Since my introduction to endurance sports in high school, my two loves have been running and cross-country skiing. After moving to the Roaring Fork Valley in Colorado in 2012, a mecca for trail running, I took to running in the mountains and dipping my toes in the water of ultramarathon racing. Between the snow melt in late June and late fall when snow coats the high country, I spend as much time as I can traveling fast and light through the mountains. This year, that meant over 1000 miles between the beginning of June and the end of September.
Putting in long days in the mountains requires the ability to carry sufficient amounts of food, water, and layers. That makes a running vest imperative. I jumped at the opportunity to test out Nathan’s newest women spcific trail vest, the 7-Liter VaporAiress 2.0, always looking to expand my lineup of options. A men’s version, the VaporAir vest, is also available. Both packs retail for $149.99.
After traipsing over snow, ice, mud, and combinations of those three while logging late-fall miles, I found this vest up for the challenge of carting plenty of fuel and fluids, but not quite my dream pack. Is there such a thing? Here are the aspects I enjoyed, and those that left me wanting.

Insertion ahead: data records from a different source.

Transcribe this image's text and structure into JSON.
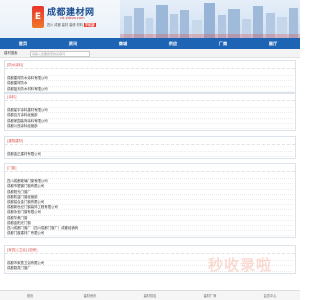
{
  "brand": {
    "mark": "E",
    "title": "成都建材网",
    "domain": "cd.ytbsw.com",
    "tagline": "四川 成都 建材 装修 材料",
    "tagline_badge": "手机版",
    "primary_color": "#1e64b4",
    "accent_color": "#e8352e"
  },
  "nav": {
    "items": [
      {
        "label": "首页"
      },
      {
        "label": "资讯"
      },
      {
        "label": "商城"
      },
      {
        "label": "供应"
      },
      {
        "label": "厂商"
      },
      {
        "label": "展厅"
      }
    ]
  },
  "search": {
    "label": "建材搜索",
    "placeholder": "请输入您要搜索的关键词"
  },
  "sections": [
    {
      "title": "[防水涂料]",
      "rows": [
        "",
        "成都建材防水涂料有限公司",
        "成都建材防水",
        "成都蓝天防水材料有限公司"
      ]
    },
    {
      "title": "[涂料]",
      "rows": [
        "",
        "成都星宇涂料建材有限公司",
        "成都百万涂料经营部",
        "成都家园装饰涂料有限公司",
        "成都川西涂料经营部"
      ]
    },
    {
      "title": "[建筑建材]",
      "rows": [
        "",
        "成都金正建材有限公司"
      ]
    },
    {
      "title": "[门窗]",
      "rows": [
        "",
        "四川成都玻璃门窗有限公司",
        "成都市塑钢门窗有限公司",
        "成都阳光门窗厂",
        "成都防盗门窗经营部",
        "成都铝合金门窗有限公司",
        "成都新世纪门窗装饰工程有限公司",
        "成都永安门窗有限公司",
        "成都华美门窗",
        "成都金阳光门窗",
        "四川成都门窗厂（四川成都门窗厂）成都经销商",
        "成都门窗建材厂有限公司"
      ]
    },
    {
      "title": "[家具] [卫浴] [厨房]",
      "rows": [
        "",
        "成都市家居卫浴有限公司",
        "成都厨具门窗厂"
      ]
    }
  ],
  "footer": {
    "tabs": [
      {
        "label": "首页"
      },
      {
        "label": "建材资讯"
      },
      {
        "label": "建材供应"
      },
      {
        "label": "建材厂商"
      },
      {
        "label": "会员中心"
      }
    ]
  },
  "watermark": {
    "text": "秒收录啦"
  }
}
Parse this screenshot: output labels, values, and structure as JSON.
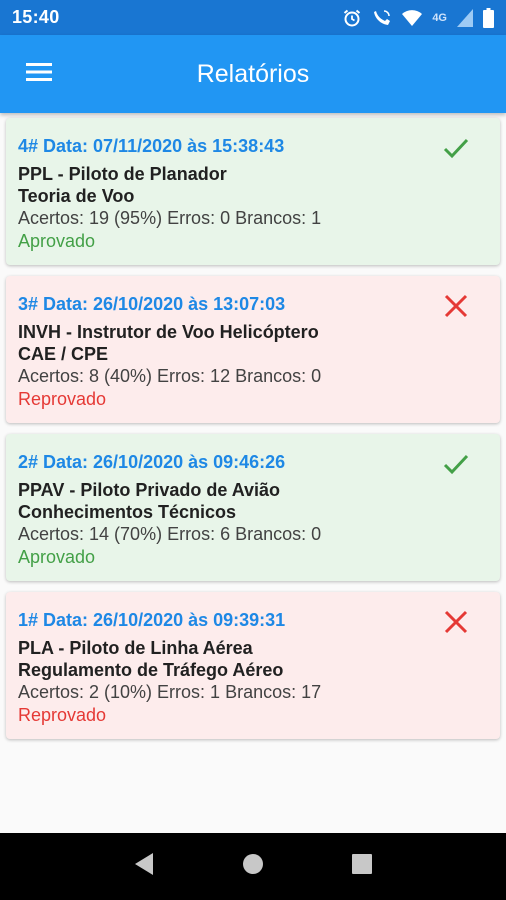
{
  "status_bar": {
    "time": "15:40",
    "network_label": "4G"
  },
  "app_bar": {
    "title": "Relatórios"
  },
  "colors": {
    "primary": "#2196f3",
    "status_bar": "#1976d2",
    "approved_bg": "#e8f5e9",
    "failed_bg": "#fdecec",
    "approved": "#43a047",
    "failed": "#e53935",
    "date": "#1e88e5"
  },
  "reports": [
    {
      "date": "4# Data: 07/11/2020 às 15:38:43",
      "course": "PPL - Piloto de Planador",
      "subject": "Teoria de Voo",
      "stats": "Acertos: 19 (95%) Erros: 0  Brancos: 1",
      "result": "Aprovado",
      "status": "approved",
      "icon": "check-icon"
    },
    {
      "date": "3# Data: 26/10/2020 às 13:07:03",
      "course": "INVH - Instrutor de Voo Helicóptero",
      "subject": "CAE / CPE",
      "stats": "Acertos: 8 (40%) Erros: 12  Brancos: 0",
      "result": "Reprovado",
      "status": "failed",
      "icon": "close-icon"
    },
    {
      "date": "2# Data: 26/10/2020 às 09:46:26",
      "course": "PPAV - Piloto Privado de Avião",
      "subject": "Conhecimentos Técnicos",
      "stats": "Acertos: 14 (70%) Erros: 6  Brancos: 0",
      "result": "Aprovado",
      "status": "approved",
      "icon": "check-icon"
    },
    {
      "date": "1# Data: 26/10/2020 às 09:39:31",
      "course": "PLA - Piloto de Linha Aérea",
      "subject": "Regulamento de Tráfego Aéreo",
      "stats": "Acertos: 2 (10%) Erros: 1  Brancos: 17",
      "result": "Reprovado",
      "status": "failed",
      "icon": "close-icon"
    }
  ]
}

Without the bladder, the pack weighs 8.3 oz (235 g), making it lighter than the 8 L Black Diamond Distance Pack, but heavier than the sleeker Salomon Salomon S/Lab Sense Ultra 8. It’s sleek design fit under a jacket, which kept the bladder and hose from freezing on a single digit dawn patrol.

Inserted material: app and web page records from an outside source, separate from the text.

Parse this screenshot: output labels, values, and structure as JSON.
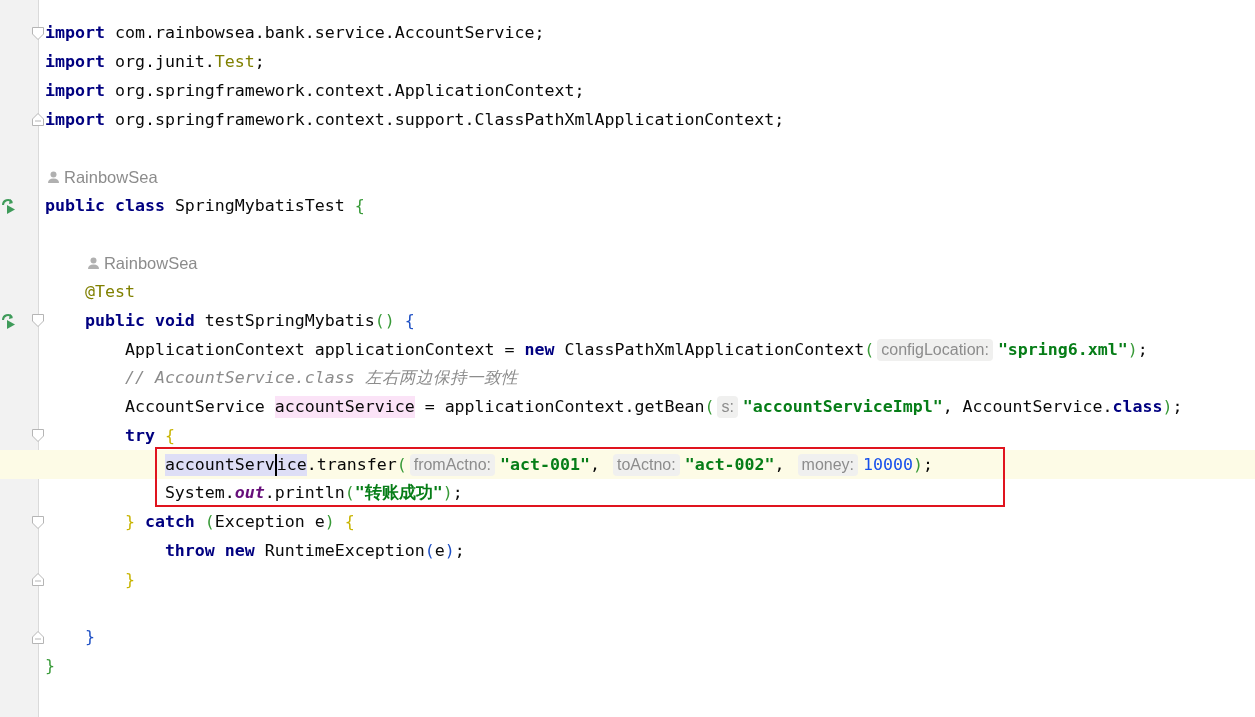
{
  "editor": {
    "lines": [
      {
        "kind": "code",
        "run": false,
        "fold_start": true,
        "fold_end": false,
        "current": false,
        "tokens": [
          {
            "kind": "keyword",
            "text": "import"
          },
          {
            "kind": "plain",
            "text": " com.rainbowsea.bank.service.AccountService;"
          }
        ]
      },
      {
        "kind": "code",
        "run": false,
        "fold_start": false,
        "fold_end": false,
        "current": false,
        "tokens": [
          {
            "kind": "keyword",
            "text": "import"
          },
          {
            "kind": "plain",
            "text": " org.junit."
          },
          {
            "kind": "annotation",
            "text": "Test"
          },
          {
            "kind": "plain",
            "text": ";"
          }
        ]
      },
      {
        "kind": "code",
        "run": false,
        "fold_start": false,
        "fold_end": false,
        "current": false,
        "tokens": [
          {
            "kind": "keyword",
            "text": "import"
          },
          {
            "kind": "plain",
            "text": " org.springframework.context.ApplicationContext;"
          }
        ]
      },
      {
        "kind": "code",
        "run": false,
        "fold_start": false,
        "fold_end": true,
        "current": false,
        "tokens": [
          {
            "kind": "keyword",
            "text": "import"
          },
          {
            "kind": "plain",
            "text": " org.springframework.context.support.ClassPathXmlApplicationContext;"
          }
        ]
      },
      {
        "kind": "blank",
        "run": false,
        "fold_start": false,
        "fold_end": false,
        "current": false
      },
      {
        "kind": "author",
        "run": false,
        "fold_start": false,
        "fold_end": false,
        "current": false,
        "text": "RainbowSea"
      },
      {
        "kind": "code",
        "run": true,
        "fold_start": false,
        "fold_end": false,
        "current": false,
        "tokens": [
          {
            "kind": "keyword",
            "text": "public class"
          },
          {
            "kind": "plain",
            "text": " SpringMybatisTest"
          },
          {
            "kind": "bracket",
            "text": " {",
            "color": "#389a38"
          }
        ],
        "children": [
          {
            "kind": "blank",
            "run": false,
            "fold_start": false,
            "fold_end": false,
            "current": false
          },
          {
            "kind": "author",
            "run": false,
            "fold_start": false,
            "fold_end": false,
            "current": false,
            "text": "RainbowSea"
          },
          {
            "kind": "code",
            "run": false,
            "fold_start": false,
            "fold_end": false,
            "current": false,
            "tokens": [
              {
                "kind": "annotation",
                "text": "@Test"
              }
            ]
          },
          {
            "kind": "code",
            "run": true,
            "fold_start": true,
            "fold_end": false,
            "current": false,
            "tokens": [
              {
                "kind": "keyword",
                "text": "public void"
              },
              {
                "kind": "plain",
                "text": " testSpringMybatis"
              },
              {
                "kind": "bracket",
                "text": "()",
                "color": "#389a38"
              },
              {
                "kind": "bracket",
                "text": " {",
                "color": "#1d4fc4"
              }
            ],
            "children": [
              {
                "kind": "code",
                "run": false,
                "fold_start": false,
                "fold_end": false,
                "current": false,
                "tokens": [
                  {
                    "kind": "plain",
                    "text": "ApplicationContext applicationContext = "
                  },
                  {
                    "kind": "keyword",
                    "text": "new"
                  },
                  {
                    "kind": "plain",
                    "text": " ClassPathXmlApplicationContext"
                  },
                  {
                    "kind": "bracket",
                    "text": "(",
                    "color": "#389a38"
                  },
                  {
                    "kind": "hint",
                    "text": "configLocation:"
                  },
                  {
                    "kind": "string",
                    "text": "\"spring6.xml\""
                  },
                  {
                    "kind": "bracket",
                    "text": ")",
                    "color": "#389a38"
                  },
                  {
                    "kind": "plain",
                    "text": ";"
                  }
                ]
              },
              {
                "kind": "code",
                "run": false,
                "fold_start": false,
                "fold_end": false,
                "current": false,
                "tokens": [
                  {
                    "kind": "comment",
                    "text": "// AccountService.class 左右两边保持一致性"
                  }
                ]
              },
              {
                "kind": "code",
                "run": false,
                "fold_start": false,
                "fold_end": false,
                "current": false,
                "tokens": [
                  {
                    "kind": "plain",
                    "text": "AccountService "
                  },
                  {
                    "kind": "write-usage",
                    "text": "accountService"
                  },
                  {
                    "kind": "plain",
                    "text": " = applicationContext.getBean"
                  },
                  {
                    "kind": "bracket",
                    "text": "(",
                    "color": "#389a38"
                  },
                  {
                    "kind": "hint",
                    "text": "s:"
                  },
                  {
                    "kind": "string",
                    "text": "\"accountServiceImpl\""
                  },
                  {
                    "kind": "plain",
                    "text": ", AccountService."
                  },
                  {
                    "kind": "keyword",
                    "text": "class"
                  },
                  {
                    "kind": "bracket",
                    "text": ")",
                    "color": "#389a38"
                  },
                  {
                    "kind": "plain",
                    "text": ";"
                  }
                ]
              },
              {
                "kind": "code",
                "run": false,
                "fold_start": true,
                "fold_end": false,
                "current": false,
                "tokens": [
                  {
                    "kind": "keyword",
                    "text": "try"
                  },
                  {
                    "kind": "bracket",
                    "text": " {",
                    "color": "#c8b400"
                  }
                ],
                "children": [
                  {
                    "kind": "frame",
                    "children": [
                      {
                        "kind": "code",
                        "run": false,
                        "fold_start": false,
                        "fold_end": false,
                        "current": true,
                        "tokens": [
                          {
                            "kind": "read-usage",
                            "text": "accountServ"
                          },
                          {
                            "kind": "caret"
                          },
                          {
                            "kind": "read-usage",
                            "text": "ice"
                          },
                          {
                            "kind": "plain",
                            "text": ".transfer"
                          },
                          {
                            "kind": "bracket",
                            "text": "(",
                            "color": "#389a38"
                          },
                          {
                            "kind": "hint",
                            "text": "fromActno:"
                          },
                          {
                            "kind": "string",
                            "text": "\"act-001\""
                          },
                          {
                            "kind": "plain",
                            "text": ", "
                          },
                          {
                            "kind": "hint",
                            "text": "toActno:"
                          },
                          {
                            "kind": "string",
                            "text": "\"act-002\""
                          },
                          {
                            "kind": "plain",
                            "text": ", "
                          },
                          {
                            "kind": "hint",
                            "text": "money:"
                          },
                          {
                            "kind": "number",
                            "text": "10000"
                          },
                          {
                            "kind": "bracket",
                            "text": ")",
                            "color": "#389a38"
                          },
                          {
                            "kind": "plain",
                            "text": ";"
                          }
                        ]
                      },
                      {
                        "kind": "code",
                        "run": false,
                        "fold_start": false,
                        "fold_end": false,
                        "current": false,
                        "tokens": [
                          {
                            "kind": "plain",
                            "text": "System."
                          },
                          {
                            "kind": "static",
                            "text": "out"
                          },
                          {
                            "kind": "plain",
                            "text": ".println"
                          },
                          {
                            "kind": "bracket",
                            "text": "(",
                            "color": "#389a38"
                          },
                          {
                            "kind": "string",
                            "text": "\"转账成功\""
                          },
                          {
                            "kind": "bracket",
                            "text": ")",
                            "color": "#389a38"
                          },
                          {
                            "kind": "plain",
                            "text": ";"
                          }
                        ]
                      }
                    ]
                  }
                ]
              },
              {
                "kind": "code",
                "run": false,
                "fold_start": true,
                "fold_end": false,
                "current": false,
                "tokens": [
                  {
                    "kind": "bracket",
                    "text": "}",
                    "color": "#c8b400"
                  },
                  {
                    "kind": "keyword",
                    "text": " catch"
                  },
                  {
                    "kind": "bracket",
                    "text": " (",
                    "color": "#389a38"
                  },
                  {
                    "kind": "plain",
                    "text": "Exception e"
                  },
                  {
                    "kind": "bracket",
                    "text": ")",
                    "color": "#389a38"
                  },
                  {
                    "kind": "bracket",
                    "text": " {",
                    "color": "#c8b400"
                  }
                ],
                "children": [
                  {
                    "kind": "code",
                    "run": false,
                    "fold_start": false,
                    "fold_end": false,
                    "current": false,
                    "tokens": [
                      {
                        "kind": "keyword",
                        "text": "throw new"
                      },
                      {
                        "kind": "plain",
                        "text": " RuntimeException"
                      },
                      {
                        "kind": "bracket",
                        "text": "(",
                        "color": "#1d4fc4"
                      },
                      {
                        "kind": "plain",
                        "text": "e"
                      },
                      {
                        "kind": "bracket",
                        "text": ")",
                        "color": "#1d4fc4"
                      },
                      {
                        "kind": "plain",
                        "text": ";"
                      }
                    ]
                  }
                ]
              },
              {
                "kind": "code",
                "run": false,
                "fold_start": false,
                "fold_end": true,
                "current": false,
                "tokens": [
                  {
                    "kind": "bracket",
                    "text": "}",
                    "color": "#c8b400"
                  }
                ]
              },
              {
                "kind": "blank",
                "run": false,
                "fold_start": false,
                "fold_end": false,
                "current": false
              }
            ]
          },
          {
            "kind": "code",
            "run": false,
            "fold_start": false,
            "fold_end": true,
            "current": false,
            "tokens": [
              {
                "kind": "bracket",
                "text": "}",
                "color": "#1d4fc4"
              }
            ]
          }
        ]
      },
      {
        "kind": "code",
        "run": false,
        "fold_start": false,
        "fold_end": false,
        "current": false,
        "tokens": [
          {
            "kind": "bracket",
            "text": "}",
            "color": "#389a38"
          }
        ]
      }
    ]
  }
}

Pockets, pockets, pockets! This vest has three layers of chest pockets on each strap: a waterproof phone pocket, a soft flask sleeve, and a smaller pouch with an elastic closure system for snacks or gels. The back features a large kangaroo pocket which can be used as a sleeve for the bladder or for stashing layers. There is also a medium zippered pocket, a stretchy horizontal sleeve, and a small open pocket on the back of the vest, and elastic loops to secure trekking poles.
This volume was unnecessary for the 1.5 – 3 hour runs I was completing, but is valuable for all-day adventures that require a larger amount of food and clothing. It’s also great for keeping your supplies organized.

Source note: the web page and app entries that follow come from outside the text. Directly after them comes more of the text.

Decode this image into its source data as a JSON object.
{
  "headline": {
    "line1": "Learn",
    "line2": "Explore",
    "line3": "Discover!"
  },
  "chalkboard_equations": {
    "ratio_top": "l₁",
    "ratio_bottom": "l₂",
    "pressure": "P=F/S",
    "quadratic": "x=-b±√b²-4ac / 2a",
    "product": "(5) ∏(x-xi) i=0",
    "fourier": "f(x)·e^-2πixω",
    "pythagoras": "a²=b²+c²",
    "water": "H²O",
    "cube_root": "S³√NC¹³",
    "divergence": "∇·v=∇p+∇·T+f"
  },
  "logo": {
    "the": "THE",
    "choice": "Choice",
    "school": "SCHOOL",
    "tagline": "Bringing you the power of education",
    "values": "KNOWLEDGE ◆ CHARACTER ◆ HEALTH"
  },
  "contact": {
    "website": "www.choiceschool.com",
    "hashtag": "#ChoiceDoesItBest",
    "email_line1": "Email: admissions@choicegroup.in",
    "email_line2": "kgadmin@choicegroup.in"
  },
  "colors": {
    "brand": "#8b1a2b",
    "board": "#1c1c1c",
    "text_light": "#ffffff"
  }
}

Running at night? The Vapor Airess 2.0 features reflective strips on the chest and back which contour to the sides of the body giving the wearer 360 degrees of visibility. These strips glowed brightly when illuminated by a car or a running buddy’s headlamp.
Breathability: with so many layers of pockets, the vest holds more heat than a paired down race vests. There is a moisture wicking panel between the bladder sleeve and the wearer which may help in the summer if the user is just wearing a sports bra or thin tee shirt, but is less effective over thicker winter wear.
The pack features Nathan’s signature “Adaptive-Fit” adjustment system, which allows the wearer to tighten the sides of the pack at the ribcage, as well as the two straps across the chest. The product page features a helpful instructional video on how to make this adjustment. At 5’6” and 125 lbs, I needed the elastic tightened fully for the size XXS-M pack to feel snug and still felt it was less secure than other vests that I’ve worn. I experienced less bounce using soft flasks in the chest sleeves than using the bladder, but could never quite get the glove-like feel I desired.
A word of caution: one reviewer commented that sliding adjustments on the chest straps can slip right off the end of the ribbing they are attached to, as there is no seam at the top or bottom to stop it. It is then very challenging to slide them back on.
The 2 L bladder that comes with the pack feels too large for running and had a tendency to slosh from side to side even when the pack was fully tightened. My preference is 1.5 L at most for running for this reason, though the larger volume would be helpful on a long hike where bounce is less of a factor. I had much better luck keeping the pack from moving using 16 – 20 oz soft flasks in the chest sleeves.
While storage opportunities are plentiful, the rear pockets are difficult to access on the go and it is nearly impossible to do so while keeping the pack on. This may not be a problem on outings where stopping to stash a layer is not a problem, but if you’re looking to make good time on a mountain mission or using it during a race, a pack with more accessible storage might be a better match. When the bladder occupies the largest compartment, it is challenging to store a larger jacket, like one might wear cross country skiing. I was able to stuff a thin waterproof wind shell into the zippered pocket and the horizontal sleeve.
If you are looking for organized storage opportunities, the carrying capacity for lots of fluids, the Nathan Vapor Airess 2.0 might be a good choice for you. If your preference, like mine, is a more paired down pack race-style pack with stretchy easily accessible pockets, you might be better suited for one of Nathan’s other options, like the VaporHowe or VaporMag lines. I will likely use the 7 L Vapor Airess 2.0 as a small day hiking pack rather than a trail running vest.